The day is full of roadmaps to freedom and counting the days to normality. This could give rise to a philosophical speculation about the nature of freedom, but I will leave that for another day and go with a working definition, which is being able to take my grandson to the seaside, buy him some candy floss and build a sandcastle. Here’s hoping they will be castles in the sand rather than castles in the sky. Until that day comes, I will content myself with this reminder of the scene in Bridlington almost forty years ago.

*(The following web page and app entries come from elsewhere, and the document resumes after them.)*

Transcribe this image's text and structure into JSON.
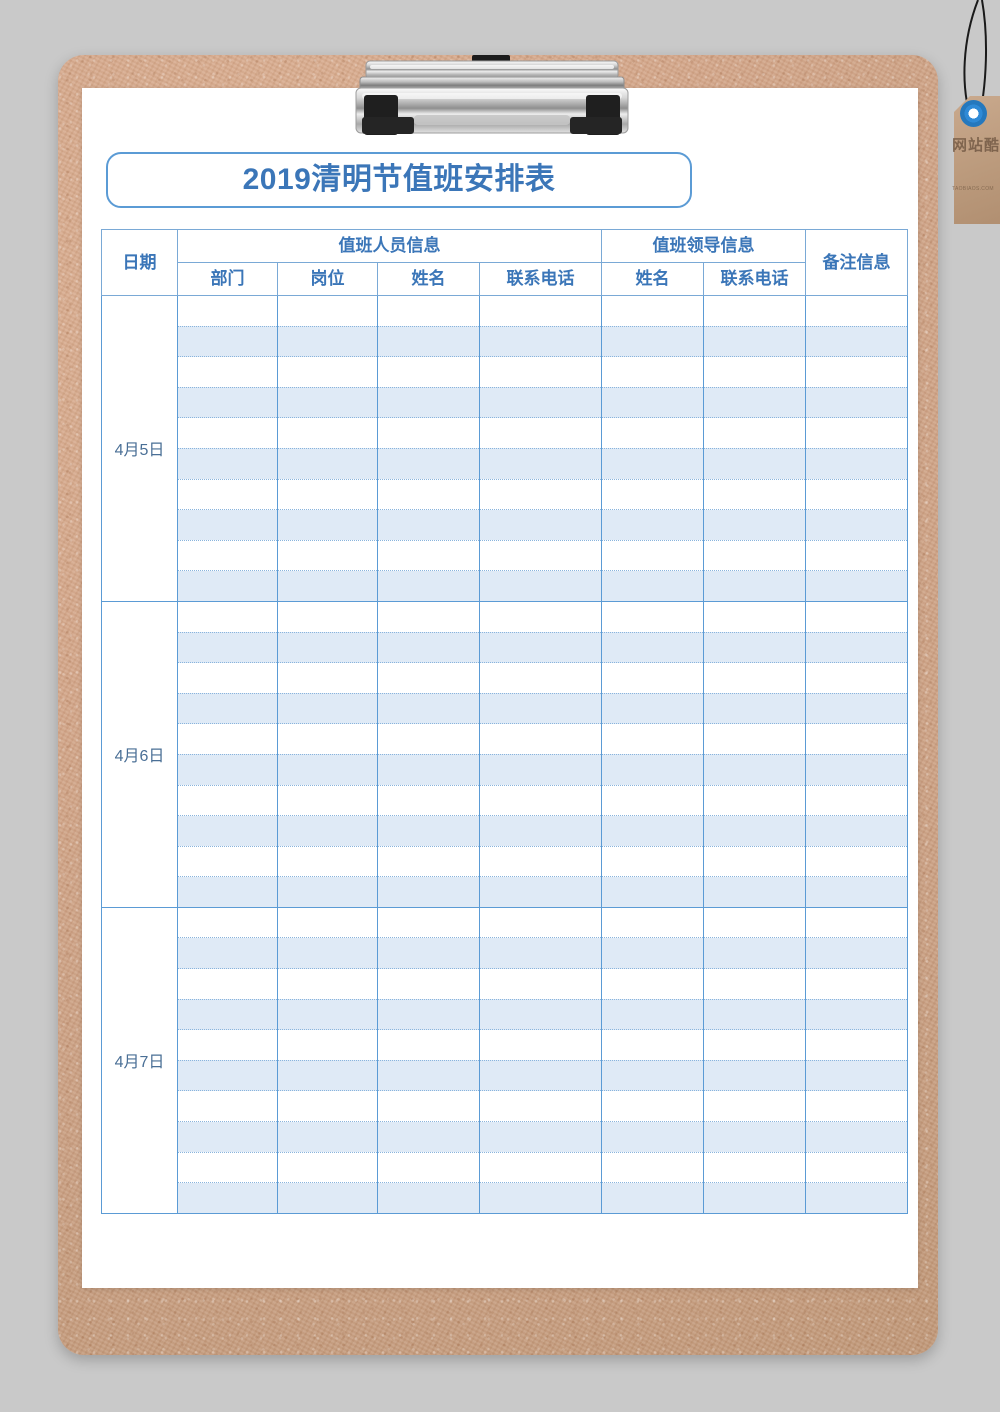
{
  "page": {
    "background_color": "#c9c9c9",
    "board_color": "#d3a689",
    "paper_color": "#ffffff",
    "accent_color": "#5b9bd5",
    "title_text_color": "#3b76b8",
    "header_text_color": "#3b76b8",
    "date_text_color": "#4a6f96",
    "stripe_color": "#dfeaf6"
  },
  "title": {
    "text": "2019清明节值班安排表"
  },
  "hangtag": {
    "logo_text": "网站酷",
    "url_text": "TAOBIAOS.COM"
  },
  "table": {
    "header": {
      "date_label": "日期",
      "group_staff": "值班人员信息",
      "group_leader": "值班领导信息",
      "remark_label": "备注信息",
      "staff_cols": [
        "部门",
        "岗位",
        "姓名",
        "联系电话"
      ],
      "leader_cols": [
        "姓名",
        "联系电话"
      ]
    },
    "rows_per_group": 10,
    "groups": [
      {
        "date": "4月5日",
        "entries": []
      },
      {
        "date": "4月6日",
        "entries": []
      },
      {
        "date": "4月7日",
        "entries": []
      }
    ]
  }
}
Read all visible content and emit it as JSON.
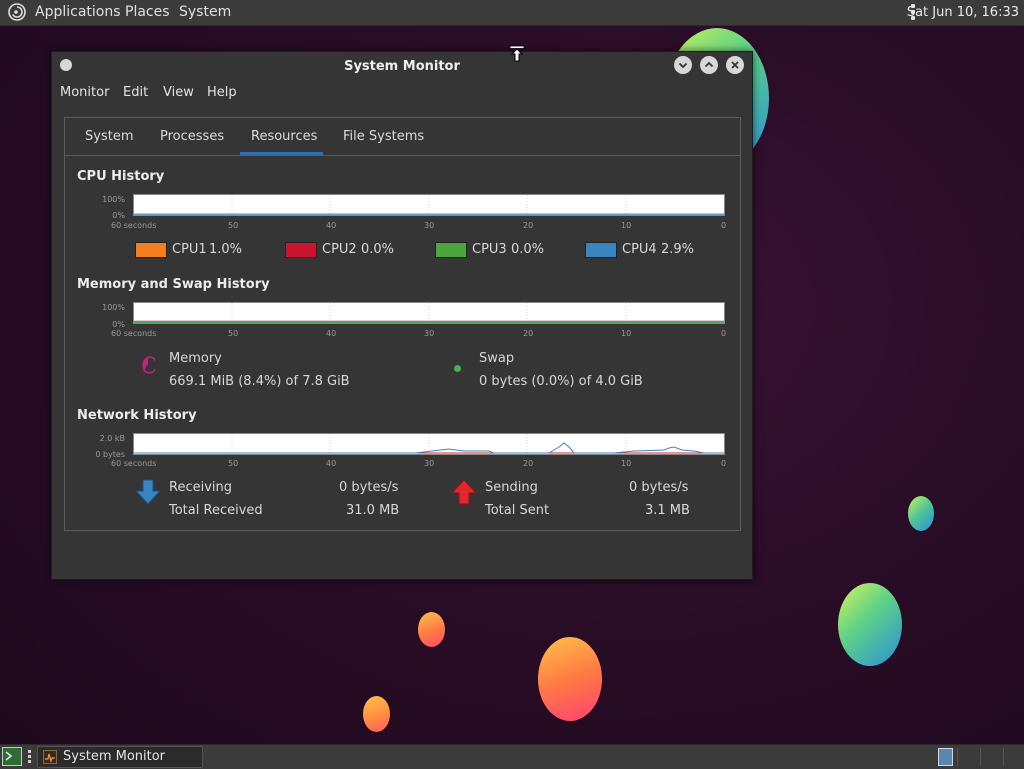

One of the wonderful things about the internet, is the ability it gives us to retrace our steps. Yesterday, I scanned an old negative that had been gathering dust in my negative files for over half a century. Looking at the image that emerged from the scanner, not only could I not recognise it, it seemed to date from a time even before my antediluvian youth. Determining place is a skill set in itself – looking for locational clues, Googling trades names, comparing modern equivalents – and if ever there was a need for Artificial Intelligence to step up to the mark, it is in this field. It took AB much longer that AI to crack the puzzle, but eventually I tracked it down (I think) to Fermanagh Street in the town of Clones in Ireland. It must date from the early to mid 1960s and I must have taken it during a family holiday in Ireland. I still can’t remember visiting the town, but the proof is there in black and white.
I must have taken this photograph sometime between 1963 and 1966: the first date being the release date of that memorable cinema classic, The Girl Hunters, the second being when they converted the cinema into a Bingo Hall. I can just about recall going to the cinema on a few occasions – the double seats on the back few rows making it an attractive location for teenagers in search of cultural enrichment.
The second photograph shows the current state of the building; every time I pass I almost want to weep at the tragedy of its downfall. There were plans, at one time, to turn it into a hotel, but I have no idea what has happened to that idea in these Covid-infested times. I just want to take the building home and care for it, but my wife won’t let me.
She tends not to look at Facebook or Twitter until the evening, so for the entirety of today she will believe that I have forgotten to send her a Valentine’s Day card. But how could I forget? I love her now just has much as I did when these photographs were taken over half a century ago. Happy Valentine’s Day my love.
Today’s calendar photograph is somewhere in Sheffield. Or rather, it was somewhere in Sheffield forty years ago when I took the photograph. Whether it is still there remains to be seen, and whether we will see or not depends on my two friends F&K who like the challenge of trying to spot where my old Sheffield photographs were taken from. This one is for them, and accordingly carries the enigmatic caption – somewhere in Sheffield.